Phase II – Drainage – Westford, MA

After rebuilding the failed retaining wall and clearing the hillside, the next task is to solve the drainage issue.   With the house sitting behind a hillside, the front yard catches a lot of runoff and has nowhere to shed it.  In addition, the subsoil is clay which holds the water on the surface and has created swamp like conditions in the front yard and around the side of the house.

Swamped Yard

Swamped Yard
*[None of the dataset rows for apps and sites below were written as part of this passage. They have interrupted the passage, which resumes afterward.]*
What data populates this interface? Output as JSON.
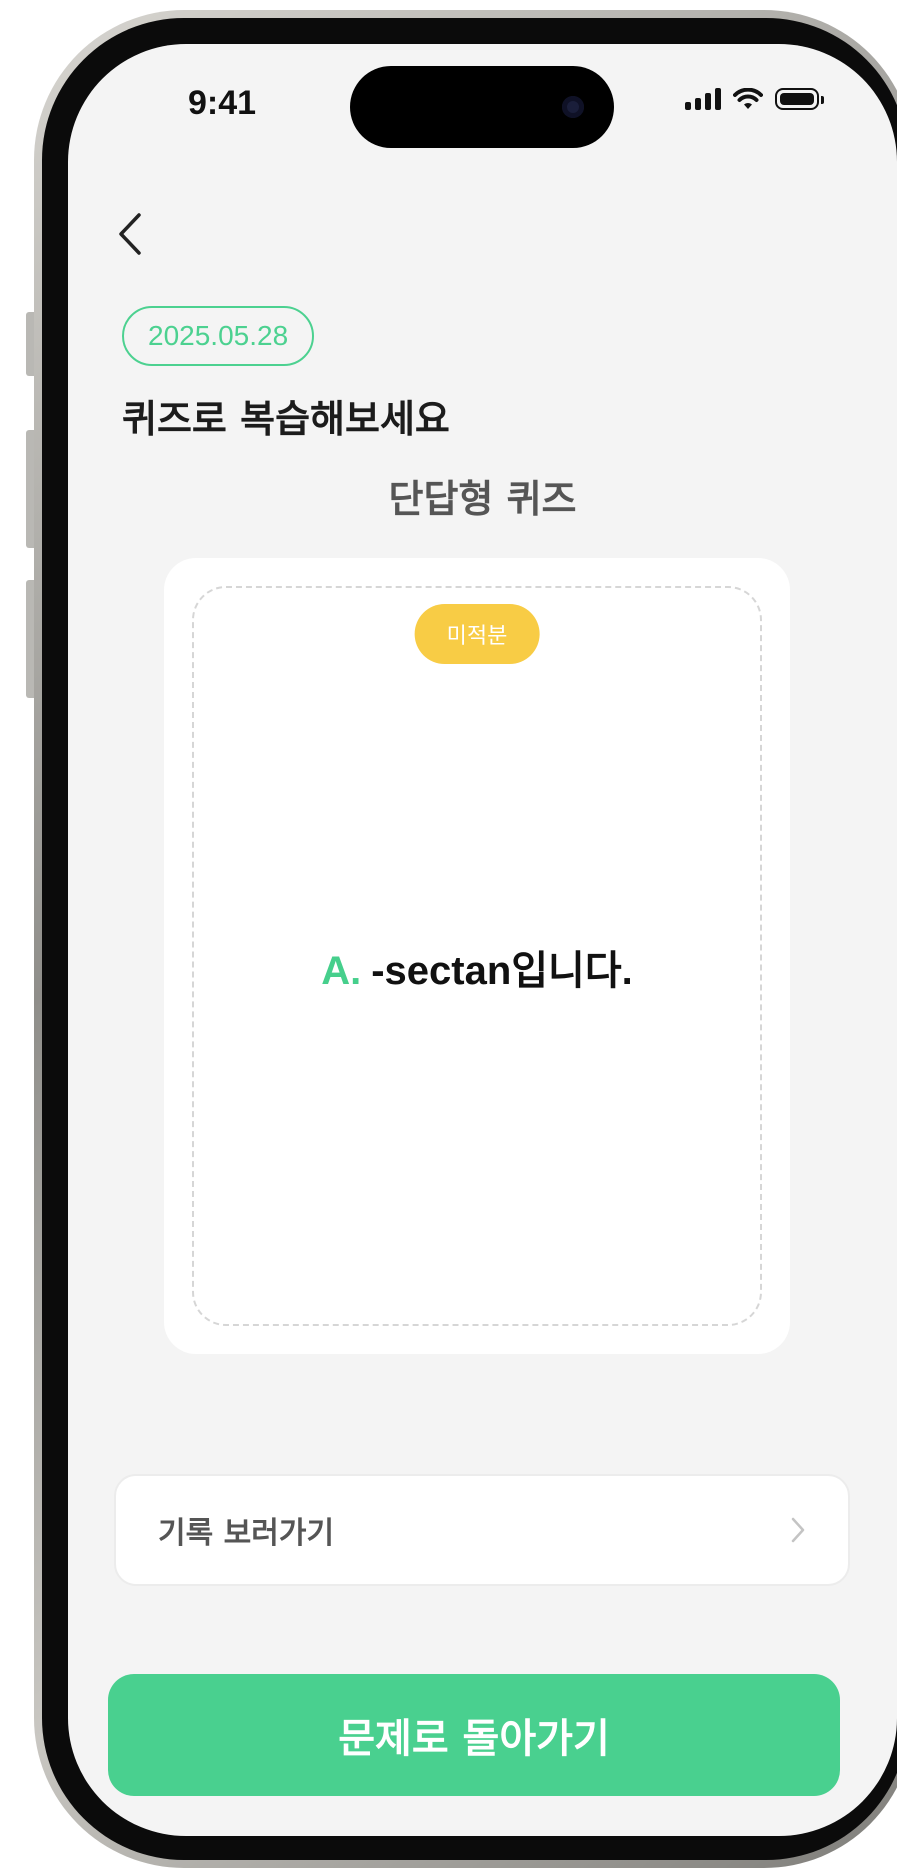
{
  "status_bar": {
    "time": "9:41",
    "icons": [
      "cellular-signal-icon",
      "wifi-icon",
      "battery-icon"
    ]
  },
  "nav": {
    "back_icon": "chevron-left-icon"
  },
  "header": {
    "date": "2025.05.28",
    "title": "퀴즈로 복습해보세요"
  },
  "quiz": {
    "type_label": "단답형 퀴즈",
    "tag": "미적분",
    "answer_prefix": "A.",
    "answer_text": "-sectan입니다."
  },
  "history": {
    "label": "기록 보러가기",
    "icon": "chevron-right-icon"
  },
  "cta": {
    "label": "문제로 돌아가기"
  },
  "colors": {
    "accent_green": "#49d08f",
    "tag_yellow": "#f8cc45",
    "screen_bg": "#f4f4f4"
  }
}
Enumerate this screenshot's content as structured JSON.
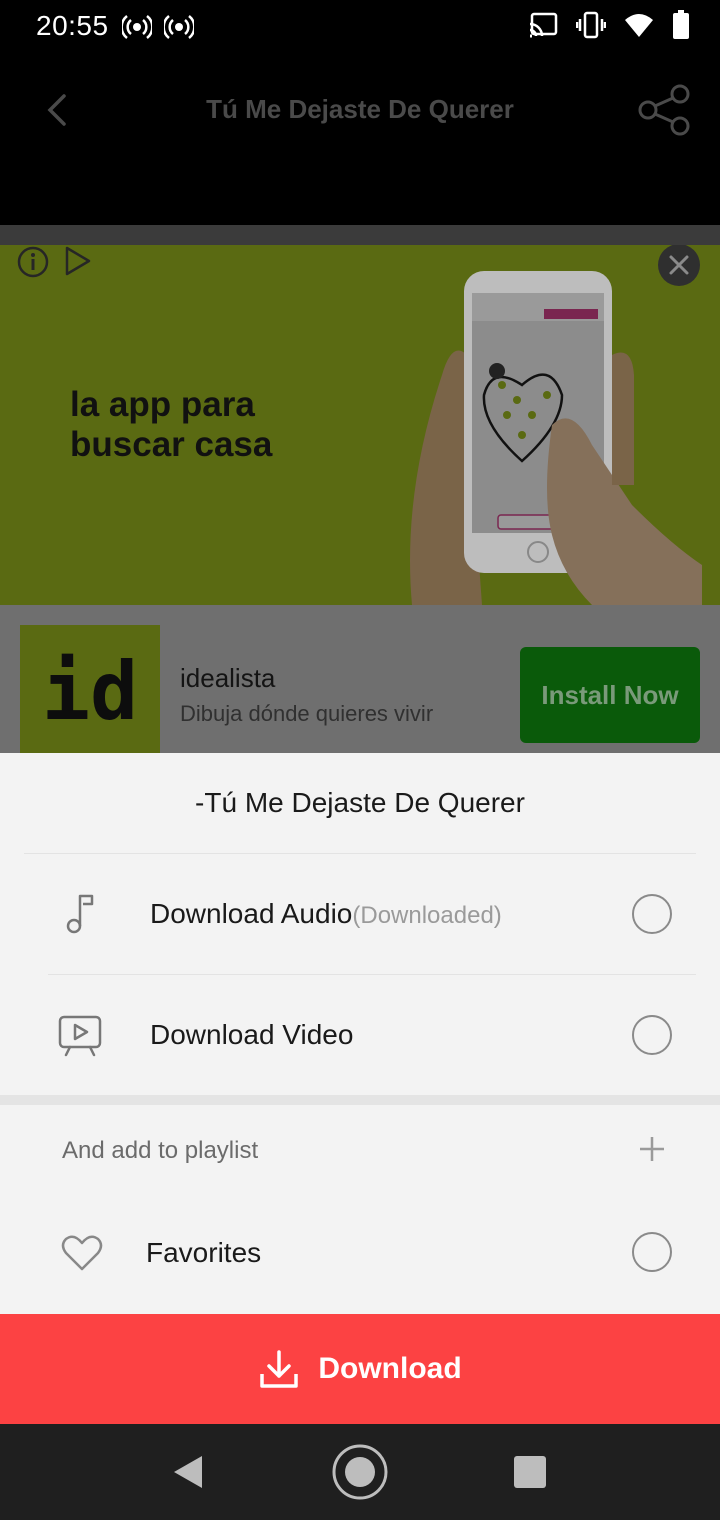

The gravel channel below the stone wall will catch a lot of water from the hillside and send it down the length of the wall.  From there we will pick up the flow and continue a stream bed on the surface to channel the water around the house and to a pool at the lower end of the property.  The dry stream bed will serve as a functional drainage ditch while also adding an attractive feature to the home.  Left over stones from the wall and other boulders from around the property are used to line the stream and the pond.


Shaping the Stream

Shaping the Stream

Dry Stream Boulders

Dry Stream Boulders

The pond is lined with bentonite, a substance that is mixed into the soil and that then swells to to create a water seal.  A drain is set at the the bottom of the pond with a shutoff valve so the homeowner can let the pond fill, or drain it completely.  An overflow drain is set slightly below the surrounding grade so that the water level never overflows the bank.

drainage pond

drainage pond

Back at the front yard more drainage trenches are dug with some surface drains added to ensure proper drainage.  All trenches are channeled to the stream bed.  At the end top soil is added back to the yard and graded to pitch water towards the wall and drains.

drainage channls

drainage channls

By using existing material and working with the lay of the land – we’ve solved the drainage issue, reclaimed a large portion of lawn that was overgrown with wetland growth, and in it’s place left attractive stone and water features. (finished photos to come)

Project Overview – Westford, MA

This home in Westford, MA had a host of issues that were making the front yard unsightly and unusable.  One of the major issues was a 140′ fieldstone retaining wall that ran along the front of the yard.   Built poorly the first time, this stone wall was collapsing in several places, and the hillside above it was overgrown.


stone wall/hillside – before


front hillside/wall – before

Although nice looking, the existing stone wall wasn’t built to last.   What the previous builder did was dry lay the stones right on the existing ground.  This is the traditional method of building stone walls and when done correctly can last generations.  However, this builder put too much focus on facing the wall rather than stacking the stones for strength.  That is to say the stones were often tipped up so that the flat face showed, but so that they didn’t tie back into the wall.  With poor drainage and a clay subsoil, the ground most likely shifted and undermined the carefully balancing stones.


fieldstone wall – before

In addition to the failing wall, the yard had poor drainage and was almost always wet.    A large hillside to the front of the house was directing water onto the yard, and a solid clay subsoil kept the water on the surface.   This was creating swamp like conditions on the lower end of the yard.

Along with these issues the rest of the yard had been for the large part neglected.  Garden beds were overgrown and the garden walls were built poorly and coming apart.  The brick walkway was made of cheap concrete pavers which were deteriorating under heavy moss growth, and a section of the pavers that had been pulled up for utilities were never replaced.


brick walkway – before


garden wall – before


gardens – before


garden/landing – before

After moving into this home 10 years prior – the homeowner’s were eager to reclaim their front yard and we at Concord Stoneworks were excited to help make it happen.  This project gives us the chance to do what we do best and make big improvements by utilizing site material, designing, problem solving, and providing a functional and aesthetically pleasing solution all while keeping costs reasonable.

Take a look at Phase I